We understand that the demands we place on the equine athlete, and the diet that is necessary to meet their energy requirements, can be extremely damaging to their digestive health. Our supplements provide absolutely no detriment to gut health, in fact, we can help!

Magnesium, Stress and Gut Ulceration

Nupafeed products all contain our magnesium compound, MAH. There is a well established link between stress and gut ulceration, and also between poor magnesium intake and stress. As well as numerous other conditions, magnesium deficiency is a known cause of stress, anxiety, depression and hypertension; all of which are risk factors associated with gastric ulceration in humans.

Studies in mice have shown that those with a naturally higher magnesium level in their blood are far less prone to developing stress induced ulcers, similarly that giving a diet low in magnesium will result in greater susceptibility and that magnesium supplementation can be a successful preventative measure (Henrotte et al. 1995).

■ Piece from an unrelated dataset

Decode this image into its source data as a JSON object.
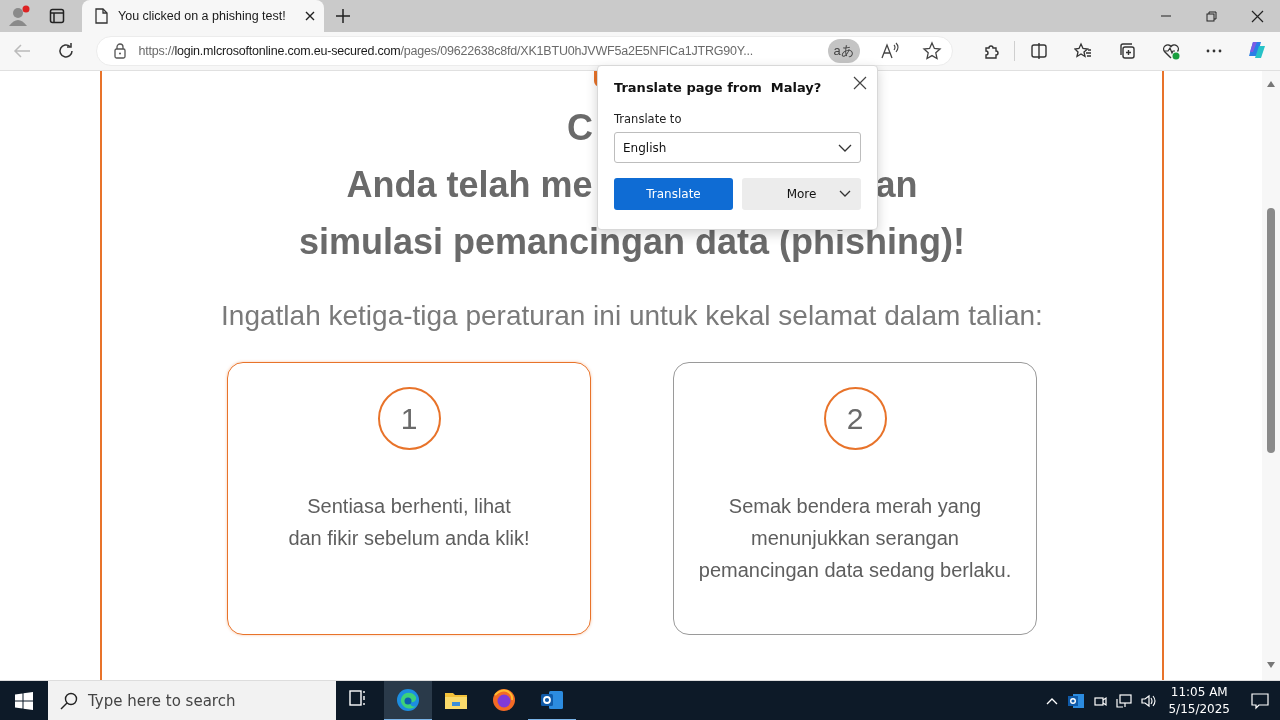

In a culture that loves and spoils our horses, investing hugely in giving them the best of everything, why is it that magnesium deficiency is such a problem? The sad fact is that it is because of how we keep them. Not only do we put horses under a huge amount of stress just by confining and controlling them, let alone riding, travelling and competing, but their diet is far from natural. The horse has evolved eating huge amounts of very rough pasture, this would mean that they were consuming far larger amounts of magnesium and also far less of the other rich nutrients such as calcium. It is of vital importance to increase magnesium intake relative to calcium. High intakes of calcium (and fat) can intensify magnesium inadequacy, and this low magnesium to calcium ratio increases the release of catecholamine’s and corticosteroids (stress hormones) which can be hugely detrimental to your horses’ temperament and health.

The increased release of corticosteroids is damaging because it inhibits the production of prostaglandins which vitally protect the stomach from its acidic contents.

It seems therefore, that we should be paying far greater attention to magnesium supplementation in cases of stress and gastric disturbance, particularly as nutraceutical aids which aim to neutralize stomach acid tend to be very high in calcium and even fat (which is commonly increased to replace the calories gained by problematic starchy feeds) could be detrimental to magnesium status.

Furthermore, medicines which are used for the treatment of gut ulceration manage gastric acid by acting as proton pump inhibitors; this action is also greatly detrimental to magnesium absorption.

Supplementing magnesium could therefore be hugely important in the management of stress, not only in directly helping to prevent and manage gastritis and ulceration, but also in helping to improve health and condition in susceptible horses, and managing their ability to cope with the inevitable stresses of pain, box rest, veterinary procedures and so forth.